12 1 rare
13 1 rare
14 1 rare 1st very rare or a 2nd rare
15 1 rare
16 1 very rare
17 1 very rare 1st legendary
18 1 very rare
19 1 very rare
20 1 legendary

Update: Andy Pearlman presents an exhaustive analysis of the treasure tables in this post on Magic and the Math of 5E. He concludes that PCs will claim about 5 items over the course of their career rather than the 6 listed in my table. Also, his analysis shows that +3 and other legendary items start trickling into the PCs’ hands at level 11.

This table only shows the magic PCs gain in a typical game, not the magic they require. In earlier editions of Dungeons & Dragons, higher-level characters required magic items that increased accuracy, which is a character’s chance of hitting. Without these accuracy enhancements, a PC could hardly hit, only flail away, hoping for a natural 20. In fifth edition, PCs can hit without magical accuracy bonuses, so they do not require magic just to play. Obviously, magic items still make PCs more powerful, but at any level, a PC without magic can contribute.

Next: In fifth-edition D&D, what is gold for? Three principles of granting gold

Improved fifth-edition dungeon master screen and initiative tents

When the first set of fifth-edition Dungeons & Dragons basic rules arrived, I created dungeon master screen inserts. I put these pages in my mini screen from Hammerdog Games. Others have attached them to screens of their own creation. As I have used my screen, I noticed that I never reference some panels, and that some questions still often lead me to the books. Based on experience, I revised my screen inserts.

Download the updated dungeon master screen inserts.

The new PDF includes all the pages in the old set, but adds some new pages, and tweaks the old pages. Choose which pages to use.

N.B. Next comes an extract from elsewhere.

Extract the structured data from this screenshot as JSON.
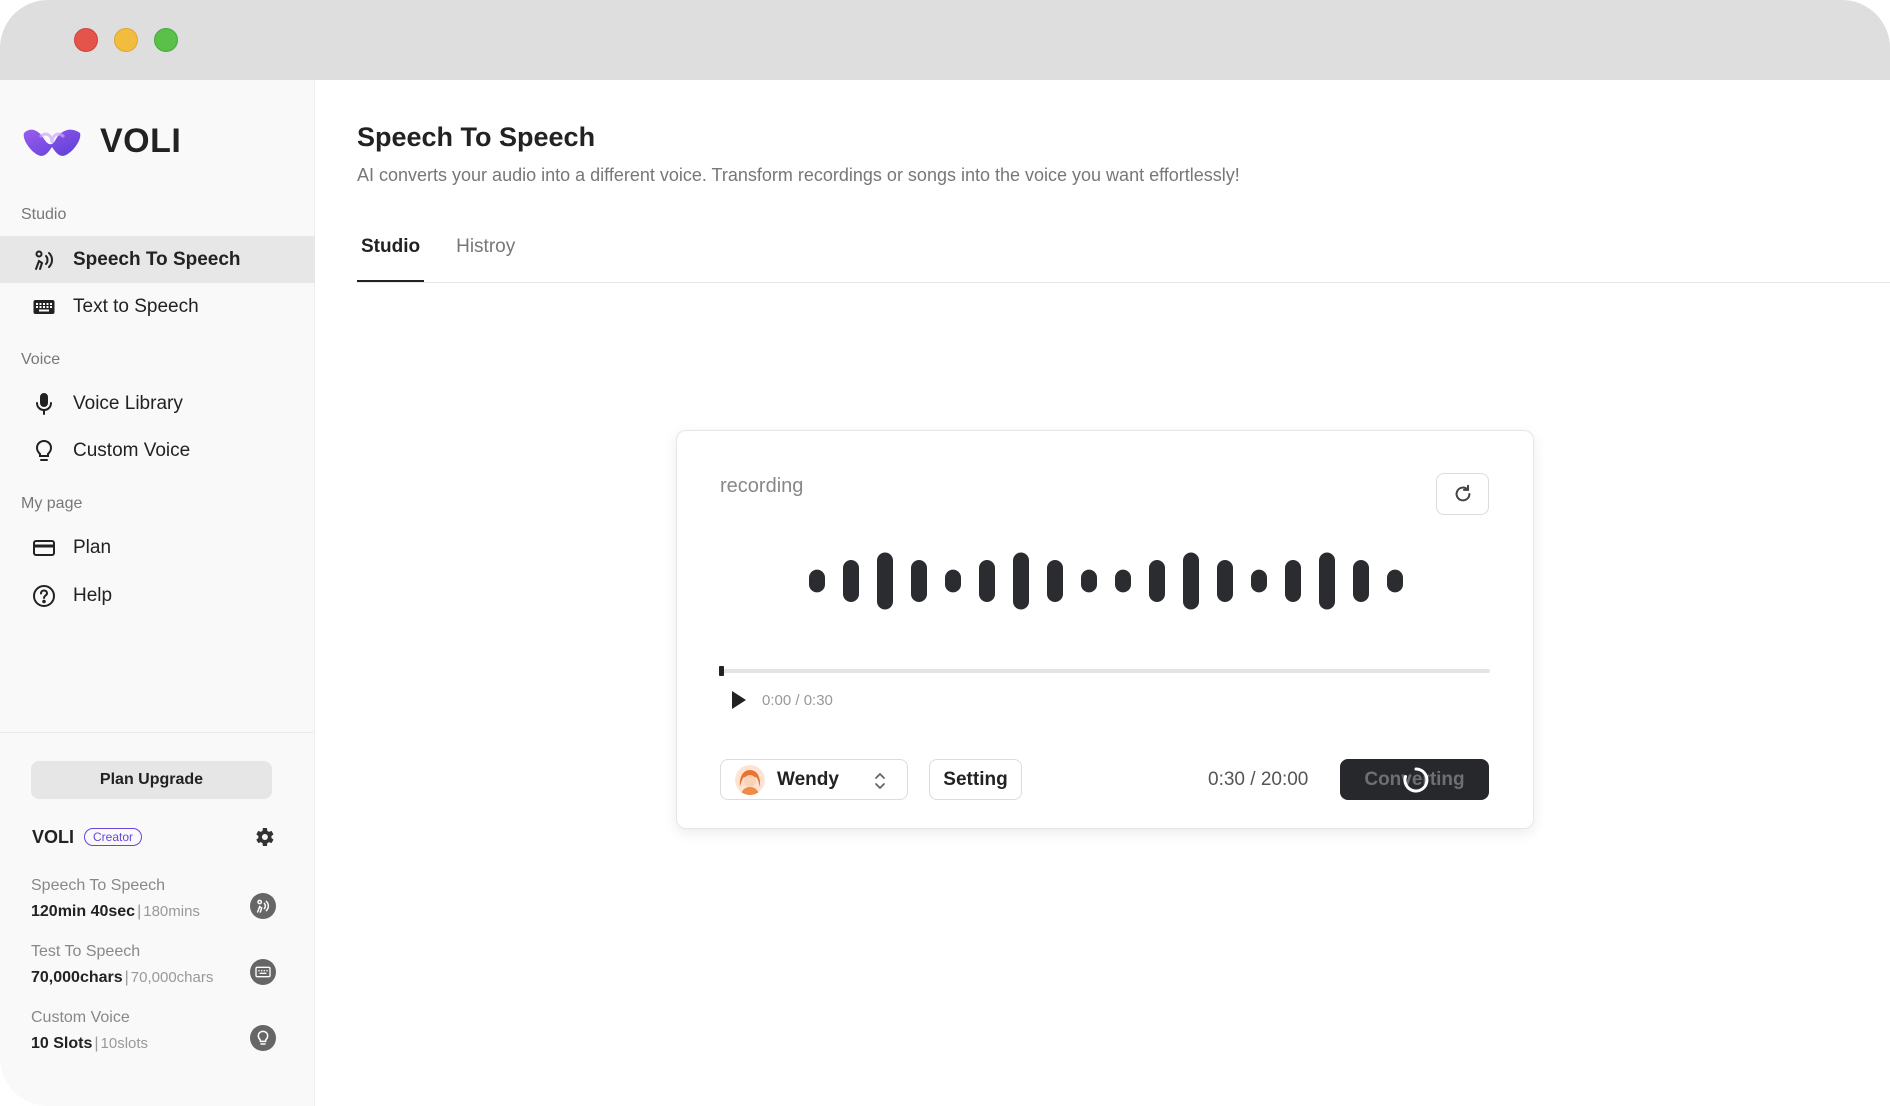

Mini dungeon master's screen on table

I never looked at my screen’s list of skills and tool proficiencies, so I replaced this panel. Instead, I added an insert for encounter building. When I improvise an encounter, I typically reference the Experience Thresholds by Character Level table. This table helps me avoid creating an easier or harder fight than I want. Also, the table offers a handy guide for awarding experience for non-combat encounters.

My screen will also lose the insert for movement types. I don’t need a whole page to tell me that slower forms of movement cost an extra foot for each foot moved.

I still wanted the table of typical difficulty classes and the jump distances, so I copied those items to a new panel. This replacement adds the effects of cover and the DCs for tracking and concentration checks.

Everyone knows you can use an action to cast or attack, right? In place of these obvious entries, the table of Actions in Combat adds rules for grappling and shoving .

Finally, my existing screen had no rules facing the players, only pictures. I yanked one of the pictures and added the table that shows experience points needed to level. I hope players stop asking me how many points they need to level up.

Initiative tents

Initiative tents

I also updated my initiative tents for fifth edition. The player tent loses the insight score and adds a place for armor class. The monster tent replaces the various defenses with the three most common saving throws. On the player-facing side, I added a big box for armor class. Sometimes, I speed combat by marking the AC where everyone can see. You can set these tents on the table or hang them atop your DM screen. For more on using the tents, see “Everything I know about tracking initiative.”

Download the initiative tents.